My advice to other corridor managers or administrators is to find a better way to establish mutual partnerships between small and medium-sized businesses and financial institutions like the banks [RS1] and the credit unions that are doing business on the corridor. These partnerships can lead to shared benefits for small businesses, community residents, financial institutions, like the banks, and the contracting Community Development Corporation (CDC) that’s managing the commercial corridor. Part of our objective here at ACANA CDC is for the business community, the residents of Southwest Philadelphia, and the stakeholders to value our work as impactful to the community. We want to be seen as problem solvers and a resource hub for the entire community. To champion corridor cleaning and trash removal in the neighborhood, CDCs management teams are to collaborate with other community organizations during work within the neighborhood and organize community meetings.
During these meetings, engage the residents, the business owners, stakeholders, and other attendees. Ask questions about what the community residents want to see on the commercial corridors and within the neighborhood, write down the responses you get from the audience, try to incorporate the feedback and concerns that folks raised at the meetings into your work plan. Do more listening than talking, connect with folks and ask for their emails and telephone contacts so that you remain in touch with them after the meeting. For us here at ACANA, we listened to community residents, the business community, and stakeholders. The overriding issue we heard from the community was the issue of trash all over the commercial corridors and we considered that concern to be very serious. In order for us to reduce the trash on the corridor, we had to employ more cleaning ambassadors to work 6 days a week and utilize ACANA CDC Trash Truck to collect the trash and dump it at the designated trash depot. To achieve these objectives, partnership and collaboration are the key.
What’s next for ACANA?

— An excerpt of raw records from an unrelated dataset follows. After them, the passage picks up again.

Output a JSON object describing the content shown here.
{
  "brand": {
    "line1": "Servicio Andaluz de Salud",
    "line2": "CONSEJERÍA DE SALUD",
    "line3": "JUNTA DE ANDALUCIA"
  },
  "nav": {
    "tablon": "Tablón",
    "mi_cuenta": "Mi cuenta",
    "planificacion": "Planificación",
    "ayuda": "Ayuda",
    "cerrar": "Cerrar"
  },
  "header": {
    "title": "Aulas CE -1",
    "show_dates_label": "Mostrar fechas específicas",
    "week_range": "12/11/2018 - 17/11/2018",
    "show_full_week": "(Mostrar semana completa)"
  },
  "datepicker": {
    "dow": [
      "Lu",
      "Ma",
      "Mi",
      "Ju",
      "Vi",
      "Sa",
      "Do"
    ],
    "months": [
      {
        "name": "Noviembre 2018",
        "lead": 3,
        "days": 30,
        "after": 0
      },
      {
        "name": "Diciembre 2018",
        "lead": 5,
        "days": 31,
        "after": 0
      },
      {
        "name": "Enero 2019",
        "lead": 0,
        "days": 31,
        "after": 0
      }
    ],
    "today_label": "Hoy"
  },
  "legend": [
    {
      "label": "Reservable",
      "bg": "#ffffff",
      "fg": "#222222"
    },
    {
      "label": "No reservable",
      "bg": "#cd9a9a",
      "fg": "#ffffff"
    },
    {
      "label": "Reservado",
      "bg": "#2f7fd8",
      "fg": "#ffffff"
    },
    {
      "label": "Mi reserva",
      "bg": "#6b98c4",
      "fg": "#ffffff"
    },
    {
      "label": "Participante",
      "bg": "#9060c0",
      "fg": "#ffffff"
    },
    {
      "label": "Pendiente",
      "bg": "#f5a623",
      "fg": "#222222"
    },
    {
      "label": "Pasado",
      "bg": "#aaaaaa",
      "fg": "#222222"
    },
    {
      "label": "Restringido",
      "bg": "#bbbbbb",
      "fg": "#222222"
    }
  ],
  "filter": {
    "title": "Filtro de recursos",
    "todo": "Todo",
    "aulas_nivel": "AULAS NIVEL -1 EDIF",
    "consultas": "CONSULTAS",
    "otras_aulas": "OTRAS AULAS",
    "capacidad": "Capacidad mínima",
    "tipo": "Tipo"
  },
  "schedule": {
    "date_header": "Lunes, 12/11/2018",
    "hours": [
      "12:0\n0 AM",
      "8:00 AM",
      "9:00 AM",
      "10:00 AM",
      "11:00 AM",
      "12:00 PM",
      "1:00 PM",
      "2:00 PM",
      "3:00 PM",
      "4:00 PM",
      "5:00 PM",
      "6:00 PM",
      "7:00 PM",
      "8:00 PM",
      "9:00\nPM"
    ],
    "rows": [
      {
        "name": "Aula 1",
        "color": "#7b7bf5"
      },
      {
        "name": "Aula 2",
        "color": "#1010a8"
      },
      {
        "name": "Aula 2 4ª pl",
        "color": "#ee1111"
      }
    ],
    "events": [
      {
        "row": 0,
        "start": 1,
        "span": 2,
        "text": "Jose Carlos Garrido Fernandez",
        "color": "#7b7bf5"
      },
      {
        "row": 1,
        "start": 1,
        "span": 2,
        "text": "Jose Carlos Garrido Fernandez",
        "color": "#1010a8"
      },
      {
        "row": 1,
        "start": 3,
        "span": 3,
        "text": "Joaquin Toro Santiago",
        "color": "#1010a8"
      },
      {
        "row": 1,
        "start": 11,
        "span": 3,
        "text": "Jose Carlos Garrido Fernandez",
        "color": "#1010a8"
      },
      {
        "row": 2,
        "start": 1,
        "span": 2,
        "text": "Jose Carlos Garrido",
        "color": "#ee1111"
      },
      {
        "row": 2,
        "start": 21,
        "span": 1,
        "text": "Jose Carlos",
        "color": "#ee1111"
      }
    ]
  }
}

There are several next things in the pipeline for ACANA CDC. ACANA is working on a possible storefront improvement project in partnership with the Philadelphia Housing Authority (PHA), and the Philadelphia Department of Commerce. This project will benefit small businesses on Woodland and Chester Avenues to improve their storefronts with new awnings and see-through gates. Second, ACANA is also working with Diversified/BFW Group LLC, Company on the James Finnegan Playground Project in Southwest Philadelphia. The Diversified/BFW is contracted by Philadelphia Rebuild Project to redevelop the James Finnegan Playground in Southwest Philadelphia, located at 6801 Grovers Avenue. In this partnership, ACANA is contracted by the Diversified/BFW Group LLC to do community outreach and engagement for the project. Third, ACANA is also working toward the construction of the Africa Center on between the 5500 and 5400 blocks of Chester Avenue. This center will serve as a resource hub to host several projects including, business and community development services, healthcare services, a restaurant, and a banquet hall. The center when completed will transform Chester Avenue and create more attraction for the area. In addition to the trash truck, ACANA also managed and completed the below storefront improvement project on Chester as part of the agency’s Targeted Corridor Management Program (TCMP).